[[ DATA RECORDS open ]]

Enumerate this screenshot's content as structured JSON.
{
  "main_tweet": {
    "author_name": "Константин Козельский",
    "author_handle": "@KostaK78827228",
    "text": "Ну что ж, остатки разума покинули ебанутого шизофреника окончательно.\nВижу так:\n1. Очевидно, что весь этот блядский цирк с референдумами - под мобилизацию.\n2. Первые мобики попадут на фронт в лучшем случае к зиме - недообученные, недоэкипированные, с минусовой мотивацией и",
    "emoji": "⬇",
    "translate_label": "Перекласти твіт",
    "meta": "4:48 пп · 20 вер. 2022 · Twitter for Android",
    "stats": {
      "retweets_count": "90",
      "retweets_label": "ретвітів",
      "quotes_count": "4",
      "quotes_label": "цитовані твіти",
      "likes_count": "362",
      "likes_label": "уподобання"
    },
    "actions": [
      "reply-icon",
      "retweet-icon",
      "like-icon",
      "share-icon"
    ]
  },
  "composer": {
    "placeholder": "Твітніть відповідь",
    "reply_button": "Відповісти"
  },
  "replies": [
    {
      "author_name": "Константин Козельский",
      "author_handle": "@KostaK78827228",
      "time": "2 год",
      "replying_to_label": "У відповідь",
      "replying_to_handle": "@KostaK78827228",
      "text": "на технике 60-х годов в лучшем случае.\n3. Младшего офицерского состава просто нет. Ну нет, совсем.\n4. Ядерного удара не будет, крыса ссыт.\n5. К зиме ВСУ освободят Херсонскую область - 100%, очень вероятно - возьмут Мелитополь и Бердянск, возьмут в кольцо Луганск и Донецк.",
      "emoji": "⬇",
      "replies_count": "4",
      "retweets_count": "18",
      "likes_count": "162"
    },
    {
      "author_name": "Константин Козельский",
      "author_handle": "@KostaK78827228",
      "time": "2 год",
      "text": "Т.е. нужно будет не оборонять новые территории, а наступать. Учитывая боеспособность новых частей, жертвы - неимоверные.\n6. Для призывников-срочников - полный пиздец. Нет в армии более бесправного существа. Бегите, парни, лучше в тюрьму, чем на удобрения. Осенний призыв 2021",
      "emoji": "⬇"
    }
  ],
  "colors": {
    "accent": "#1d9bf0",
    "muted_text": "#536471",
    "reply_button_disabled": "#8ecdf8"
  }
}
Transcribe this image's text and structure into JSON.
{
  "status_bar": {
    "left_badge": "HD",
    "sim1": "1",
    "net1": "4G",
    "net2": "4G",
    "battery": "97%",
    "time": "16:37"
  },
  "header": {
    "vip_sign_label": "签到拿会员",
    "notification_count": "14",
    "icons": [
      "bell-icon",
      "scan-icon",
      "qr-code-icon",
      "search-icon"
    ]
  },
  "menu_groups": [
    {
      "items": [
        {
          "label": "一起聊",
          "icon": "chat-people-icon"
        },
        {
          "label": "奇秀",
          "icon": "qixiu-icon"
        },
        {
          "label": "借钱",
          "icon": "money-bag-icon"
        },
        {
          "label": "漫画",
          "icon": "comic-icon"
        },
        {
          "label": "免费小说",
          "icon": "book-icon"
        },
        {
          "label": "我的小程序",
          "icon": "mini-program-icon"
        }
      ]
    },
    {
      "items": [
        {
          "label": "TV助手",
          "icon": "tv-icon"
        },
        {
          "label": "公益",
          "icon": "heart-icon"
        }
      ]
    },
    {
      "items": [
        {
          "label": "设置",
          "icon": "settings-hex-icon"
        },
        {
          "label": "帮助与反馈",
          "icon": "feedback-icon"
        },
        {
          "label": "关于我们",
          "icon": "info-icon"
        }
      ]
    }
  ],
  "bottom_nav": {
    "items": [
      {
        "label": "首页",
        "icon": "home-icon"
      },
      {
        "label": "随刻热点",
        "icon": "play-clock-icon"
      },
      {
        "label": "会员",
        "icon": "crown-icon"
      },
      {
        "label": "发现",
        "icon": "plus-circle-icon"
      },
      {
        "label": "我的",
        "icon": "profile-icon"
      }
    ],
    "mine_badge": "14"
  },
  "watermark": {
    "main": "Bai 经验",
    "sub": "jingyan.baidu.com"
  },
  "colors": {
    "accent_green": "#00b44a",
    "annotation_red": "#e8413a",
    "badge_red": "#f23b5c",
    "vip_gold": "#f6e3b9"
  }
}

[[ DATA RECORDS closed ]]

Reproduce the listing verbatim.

Enumerate this screenshot's content as structured JSON.
{
  "main_tweet": {
    "author_name": "Константин Козельский",
    "author_handle": "@KostaK78827228",
    "text": "Ну что ж, остатки разума покинули ебанутого шизофреника окончательно.\nВижу так:\n1. Очевидно, что весь этот блядский цирк с референдумами - под мобилизацию.\n2. Первые мобики попадут на фронт в лучшем случае к зиме - недообученные, недоэкипированные, с минусовой мотивацией и",
    "emoji": "⬇",
    "translate_label": "Перекласти твіт",
    "meta": "4:48 пп · 20 вер. 2022 · Twitter for Android",
    "stats": {
      "retweets_count": "90",
      "retweets_label": "ретвітів",
      "quotes_count": "4",
      "quotes_label": "цитовані твіти",
      "likes_count": "362",
      "likes_label": "уподобання"
    },
    "actions": [
      "reply-icon",
      "retweet-icon",
      "like-icon",
      "share-icon"
    ]
  },
  "composer": {
    "placeholder": "Твітніть відповідь",
    "reply_button": "Відповісти"
  },
  "replies": [
    {
      "author_name": "Константин Козельский",
      "author_handle": "@KostaK78827228",
      "time": "2 год",
      "replying_to_label": "У відповідь",
      "replying_to_handle": "@KostaK78827228",
      "text": "на технике 60-х годов в лучшем случае.\n3. Младшего офицерского состава просто нет. Ну нет, совсем.\n4. Ядерного удара не будет, крыса ссыт.\n5. К зиме ВСУ освободят Херсонскую область - 100%, очень вероятно - возьмут Мелитополь и Бердянск, возьмут в кольцо Луганск и Донецк.",
      "emoji": "⬇",
      "replies_count": "4",
      "retweets_count": "18",
      "likes_count": "162"
    },
    {
      "author_name": "Константин Козельский",
      "author_handle": "@KostaK78827228",
      "time": "2 год",
      "text": "Т.е. нужно будет не оборонять новые территории, а наступать. Учитывая боеспособность новых частей, жертвы - неимоверные.\n6. Для призывников-срочников - полный пиздец. Нет в армии более бесправного существа. Бегите, парни, лучше в тюрьму, чем на удобрения. Осенний призыв 2021",
      "emoji": "⬇"
    }
  ],
  "colors": {
    "accent": "#1d9bf0",
    "muted_text": "#536471",
    "reply_button_disabled": "#8ecdf8"
  }
}
Transcribe this image's text and structure into JSON.
{
  "status_bar": {
    "left_badge": "HD",
    "sim1": "1",
    "net1": "4G",
    "net2": "4G",
    "battery": "97%",
    "time": "16:37"
  },
  "header": {
    "vip_sign_label": "签到拿会员",
    "notification_count": "14",
    "icons": [
      "bell-icon",
      "scan-icon",
      "qr-code-icon",
      "search-icon"
    ]
  },
  "menu_groups": [
    {
      "items": [
        {
          "label": "一起聊",
          "icon": "chat-people-icon"
        },
        {
          "label": "奇秀",
          "icon": "qixiu-icon"
        },
        {
          "label": "借钱",
          "icon": "money-bag-icon"
        },
        {
          "label": "漫画",
          "icon": "comic-icon"
        },
        {
          "label": "免费小说",
          "icon": "book-icon"
        },
        {
          "label": "我的小程序",
          "icon": "mini-program-icon"
        }
      ]
    },
    {
      "items": [
        {
          "label": "TV助手",
          "icon": "tv-icon"
        },
        {
          "label": "公益",
          "icon": "heart-icon"
        }
      ]
    },
    {
      "items": [
        {
          "label": "设置",
          "icon": "settings-hex-icon"
        },
        {
          "label": "帮助与反馈",
          "icon": "feedback-icon"
        },
        {
          "label": "关于我们",
          "icon": "info-icon"
        }
      ]
    }
  ],
  "bottom_nav": {
    "items": [
      {
        "label": "首页",
        "icon": "home-icon"
      },
      {
        "label": "随刻热点",
        "icon": "play-clock-icon"
      },
      {
        "label": "会员",
        "icon": "crown-icon"
      },
      {
        "label": "发现",
        "icon": "plus-circle-icon"
      },
      {
        "label": "我的",
        "icon": "profile-icon"
      }
    ],
    "mine_badge": "14"
  },
  "watermark": {
    "main": "Bai 经验",
    "sub": "jingyan.baidu.com"
  },
  "colors": {
    "accent_green": "#00b44a",
    "annotation_red": "#e8413a",
    "badge_red": "#f23b5c",
    "vip_gold": "#f6e3b9"
  }
}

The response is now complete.